Among the most successful investigations into this “unreal reality” – or “real unreality” – of contemporary America was Stranger Than Fiction by British photographer, Kate Peters. Although Peters’ photographs are as exacting as O’Sullivan’s – in that they are unconstructed, “direct” responses to the American landscapes she encountered – they also play upon the century and a half’s worth of photographic and cinematic templates embedded within visual culture. A lone police car traversing a winding road through an idyllic mountainscape addresses traditional themes of natural grandeur and expansionism into the “Wild West”, but also triggers comparisons with Ansel Adams’ Snake River twisting towards the Grand Tetons or Joel Sternfeld’s Exhausted Renegade Elephant being cooled by the local sheriff in American Prospects.
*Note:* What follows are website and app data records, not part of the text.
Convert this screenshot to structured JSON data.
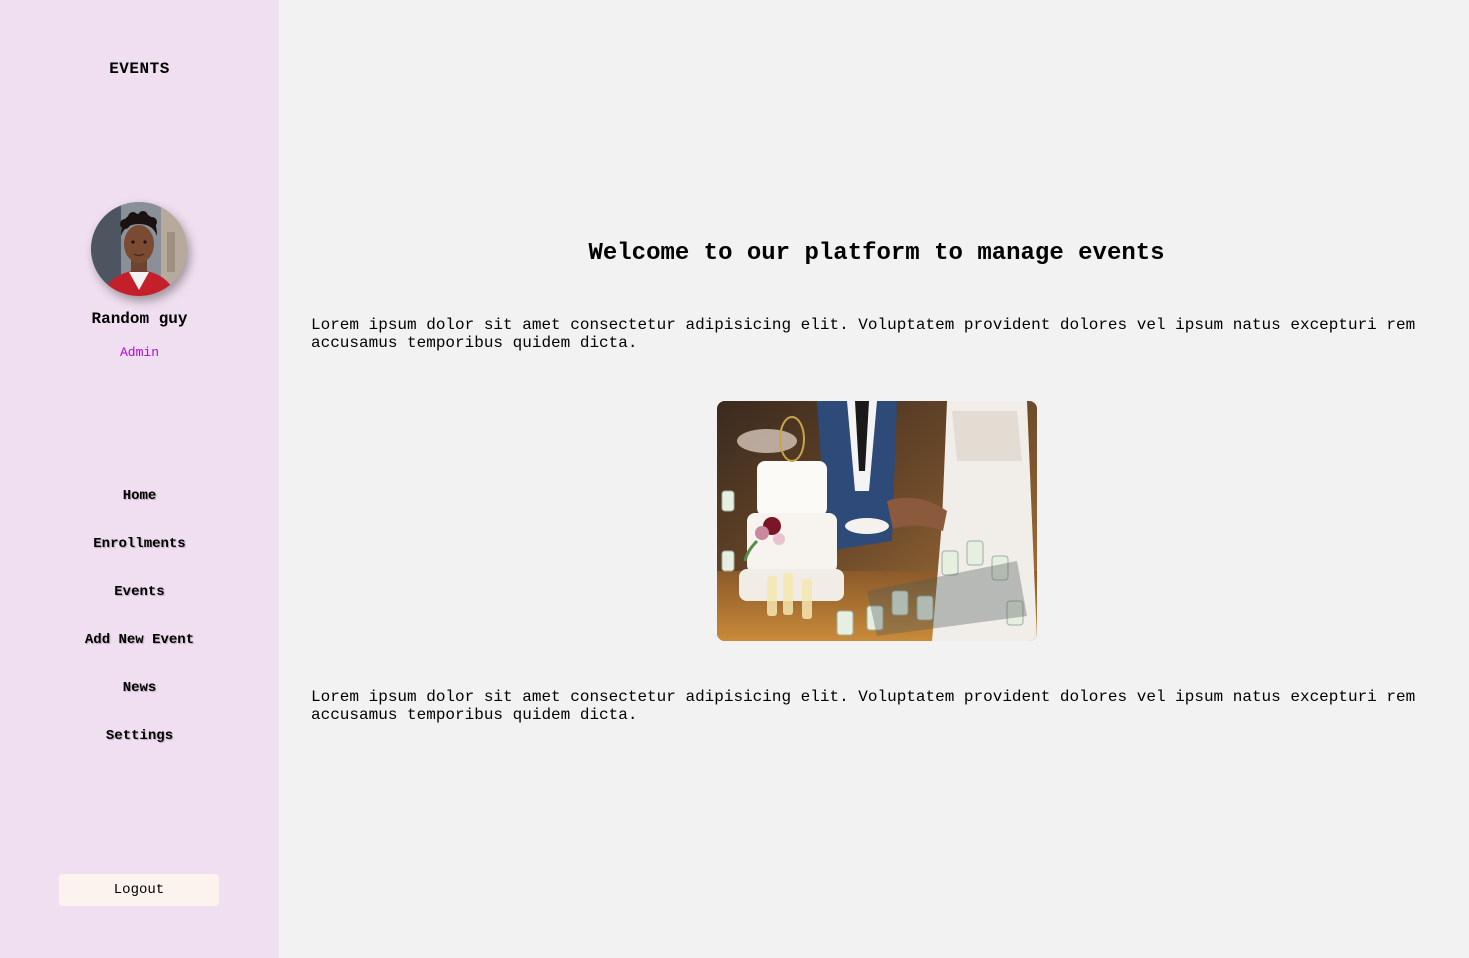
{
  "sidebar": {
    "brand": "EVENTS",
    "user": {
      "name": "Random guy",
      "role": "Admin"
    },
    "nav": [
      {
        "label": "Home"
      },
      {
        "label": "Enrollments"
      },
      {
        "label": "Events"
      },
      {
        "label": "Add New Event"
      },
      {
        "label": "News"
      },
      {
        "label": "Settings"
      }
    ],
    "logout_label": "Logout"
  },
  "main": {
    "heading": "Welcome to our platform to manage events",
    "paragraph_1": "Lorem ipsum dolor sit amet consectetur adipisicing elit. Voluptatem provident dolores vel ipsum natus excepturi rem accusamus temporibus quidem dicta.",
    "paragraph_2": "Lorem ipsum dolor sit amet consectetur adipisicing elit. Voluptatem provident dolores vel ipsum natus excepturi rem accusamus temporibus quidem dicta."
  },
  "colors": {
    "sidebar_bg": "#f0dff0",
    "main_bg": "#f2f2f2",
    "role_text": "#b400e6",
    "logout_bg": "#fdf3ee"
  }
}
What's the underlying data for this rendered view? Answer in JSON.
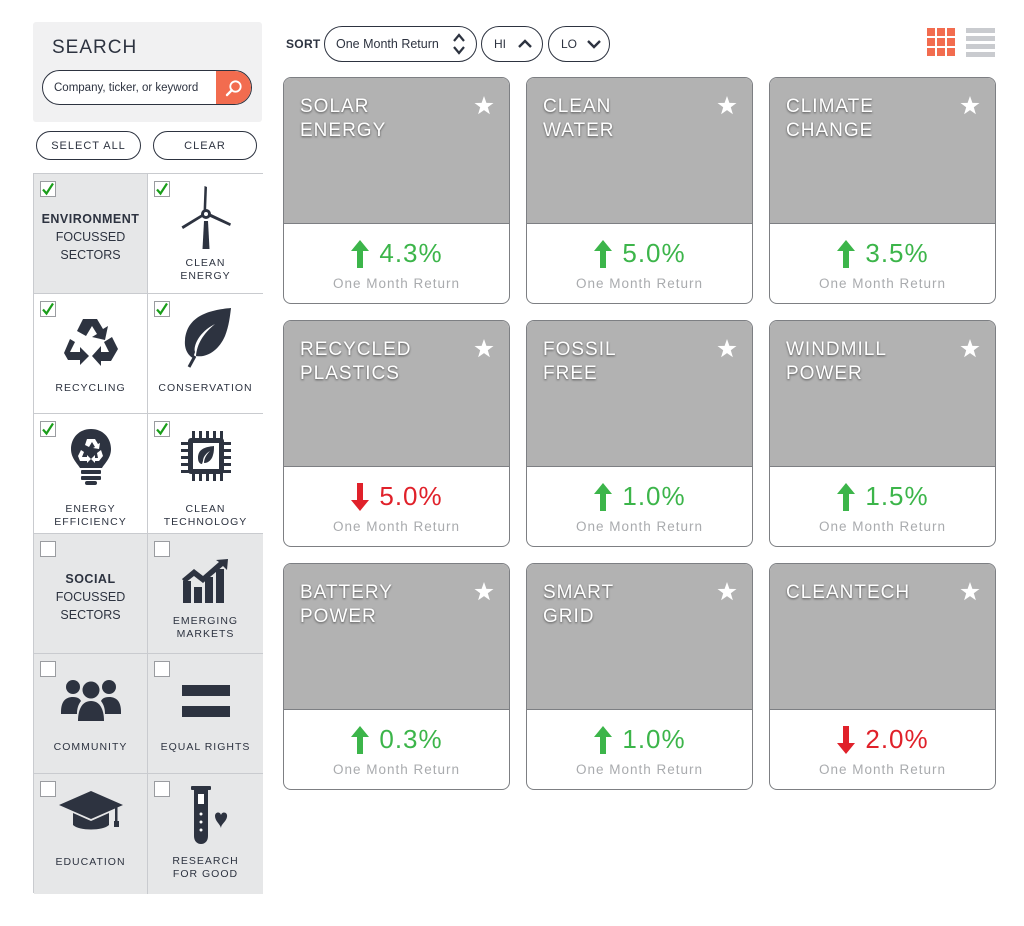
{
  "search": {
    "title": "SEARCH",
    "placeholder": "Company, ticker, or keyword"
  },
  "buttons": {
    "select_all": "SELECT ALL",
    "clear": "CLEAR"
  },
  "groups": {
    "environment": {
      "title": "ENVIRONMENT",
      "line1": "FOCUSSED",
      "line2": "SECTORS",
      "checked": true
    },
    "social": {
      "title": "SOCIAL",
      "line1": "FOCUSSED",
      "line2": "SECTORS",
      "checked": false
    }
  },
  "sectors": [
    {
      "id": "clean-energy",
      "label": "CLEAN\nENERGY",
      "icon": "wind-turbine-icon",
      "checked": true
    },
    {
      "id": "recycling",
      "label": "RECYCLING",
      "icon": "recycle-icon",
      "checked": true
    },
    {
      "id": "conservation",
      "label": "CONSERVATION",
      "icon": "leaf-icon",
      "checked": true
    },
    {
      "id": "energy-efficiency",
      "label": "ENERGY\nEFFICIENCY",
      "icon": "lightbulb-recycle-icon",
      "checked": true
    },
    {
      "id": "clean-technology",
      "label": "CLEAN\nTECHNOLOGY",
      "icon": "chip-leaf-icon",
      "checked": true
    },
    {
      "id": "emerging-markets",
      "label": "EMERGING\nMARKETS",
      "icon": "bar-chart-icon",
      "checked": false
    },
    {
      "id": "community",
      "label": "COMMUNITY",
      "icon": "people-icon",
      "checked": false
    },
    {
      "id": "equal-rights",
      "label": "EQUAL RIGHTS",
      "icon": "equals-icon",
      "checked": false
    },
    {
      "id": "education",
      "label": "EDUCATION",
      "icon": "graduation-cap-icon",
      "checked": false
    },
    {
      "id": "research-for-good",
      "label": "RESEARCH\nFOR GOOD",
      "icon": "test-tube-heart-icon",
      "checked": false
    }
  ],
  "toolbar": {
    "sort_label": "SORT",
    "sort_value": "One Month Return",
    "hi_label": "HI",
    "lo_label": "LO"
  },
  "cards": [
    {
      "line1": "SOLAR",
      "line2": "ENERGY",
      "value": "4.3%",
      "direction": "up",
      "sub": "One Month Return"
    },
    {
      "line1": "CLEAN",
      "line2": "WATER",
      "value": "5.0%",
      "direction": "up",
      "sub": "One Month Return"
    },
    {
      "line1": "CLIMATE",
      "line2": "CHANGE",
      "value": "3.5%",
      "direction": "up",
      "sub": "One Month Return"
    },
    {
      "line1": "RECYCLED",
      "line2": "PLASTICS",
      "value": "5.0%",
      "direction": "down",
      "sub": "One Month Return"
    },
    {
      "line1": "FOSSIL",
      "line2": "FREE",
      "value": "1.0%",
      "direction": "up",
      "sub": "One Month Return"
    },
    {
      "line1": "WINDMILL",
      "line2": "POWER",
      "value": "1.5%",
      "direction": "up",
      "sub": "One Month Return"
    },
    {
      "line1": "BATTERY",
      "line2": "POWER",
      "value": "0.3%",
      "direction": "up",
      "sub": "One Month Return"
    },
    {
      "line1": "SMART",
      "line2": "GRID",
      "value": "1.0%",
      "direction": "up",
      "sub": "One Month Return"
    },
    {
      "line1": "CLEANTECH",
      "line2": "",
      "value": "2.0%",
      "direction": "down",
      "sub": "One Month Return"
    }
  ],
  "colors": {
    "accent": "#f26c4f",
    "up": "#3cb54a",
    "down": "#e0212a",
    "navy": "#2d3340",
    "card_top": "#b2b2b2",
    "view_grid_active": "#f26c4f",
    "view_list_inactive": "#c9cbcf"
  }
}
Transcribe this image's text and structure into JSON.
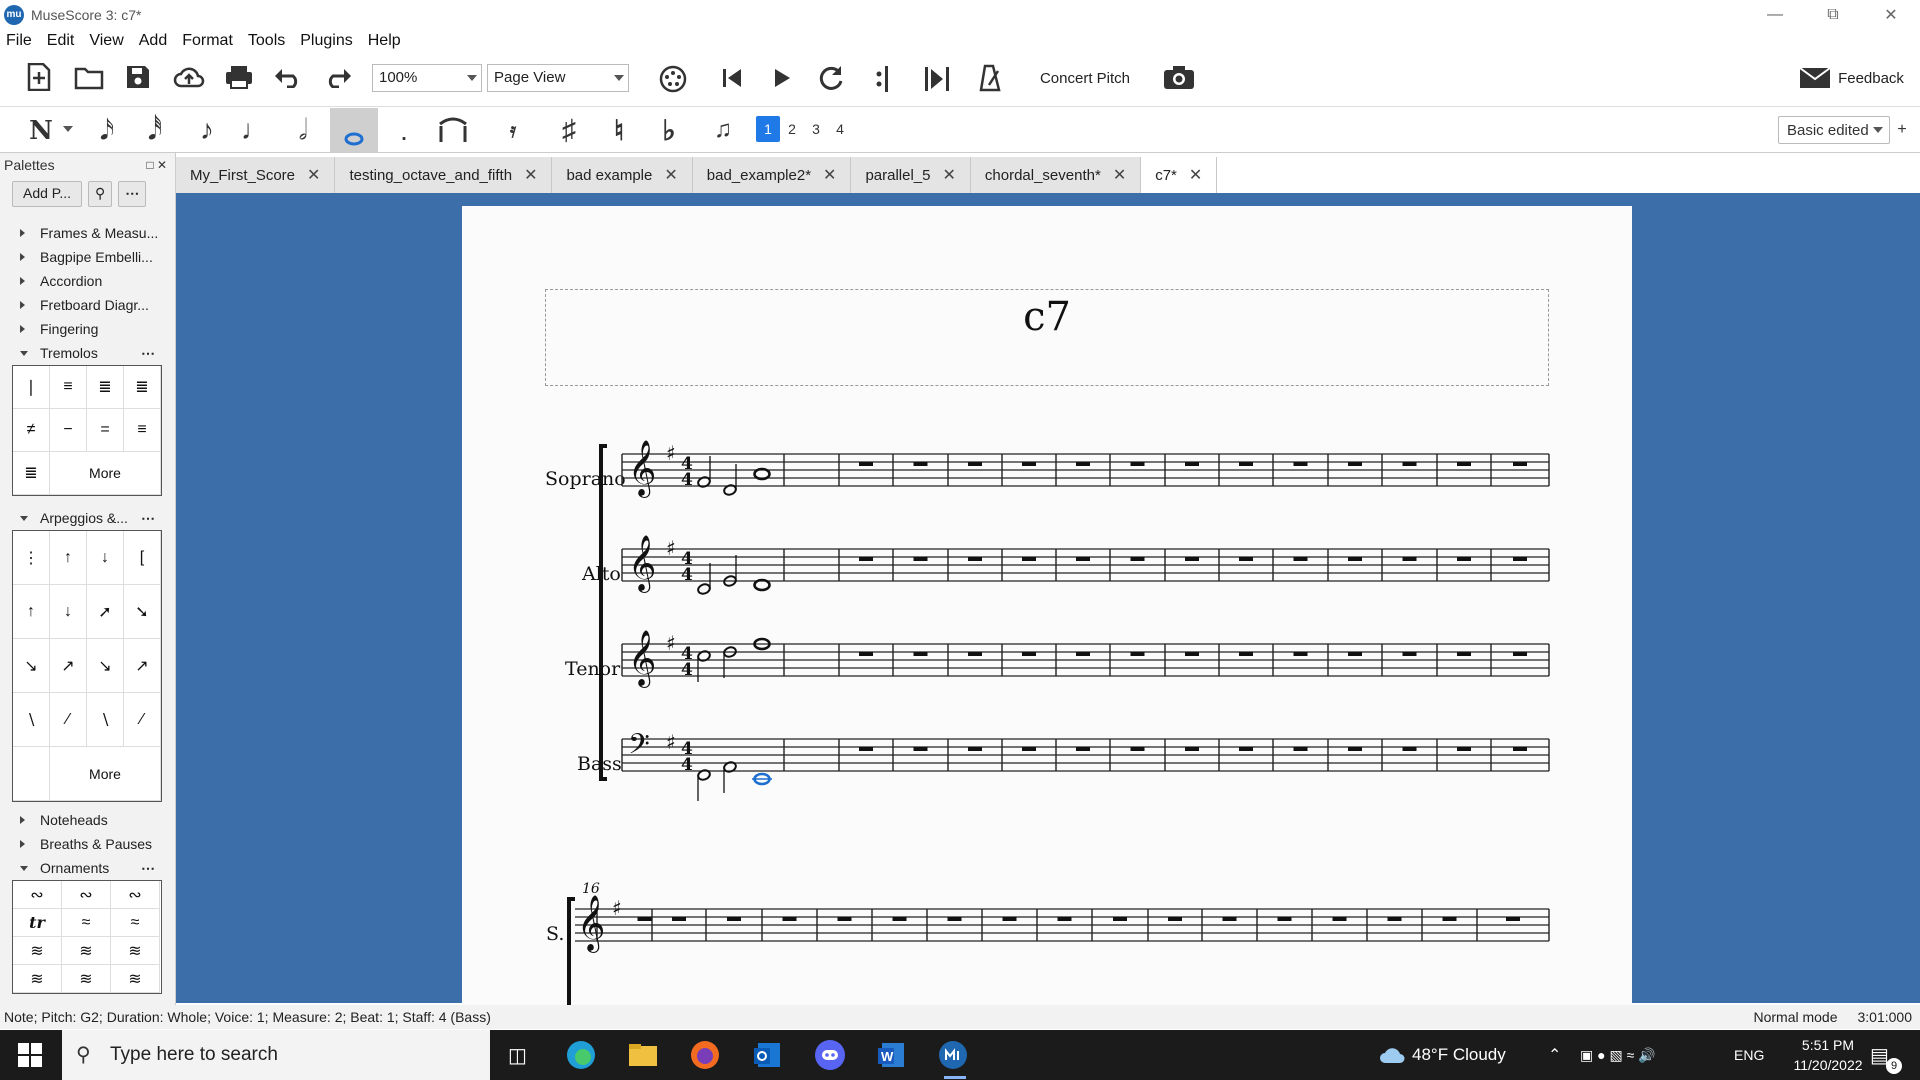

A view of a bear stalking the otherwise generic Mountain Motel recalls the sign-infested works of Lee Friedlander, or Stephen Shore’s Uncommon Places, whilst also inferring the foreboding of Hitchcock’s Psycho or David Lynch’s Twin Peaks. Viewed through Peters’ lens, these anonymous places become transformed into loaded locations – film sets awaiting the arrival of the crew, or establishing shots, setting the stage for a climactic scene. Furthermore, as both the images and the series title suggests, Peters sees this country as one where stories are now firmly rooted within the landscape, often obscuring if not entirely superseding its reality. It is within such fabrications that the truth of America can be found.
Aaron Schuman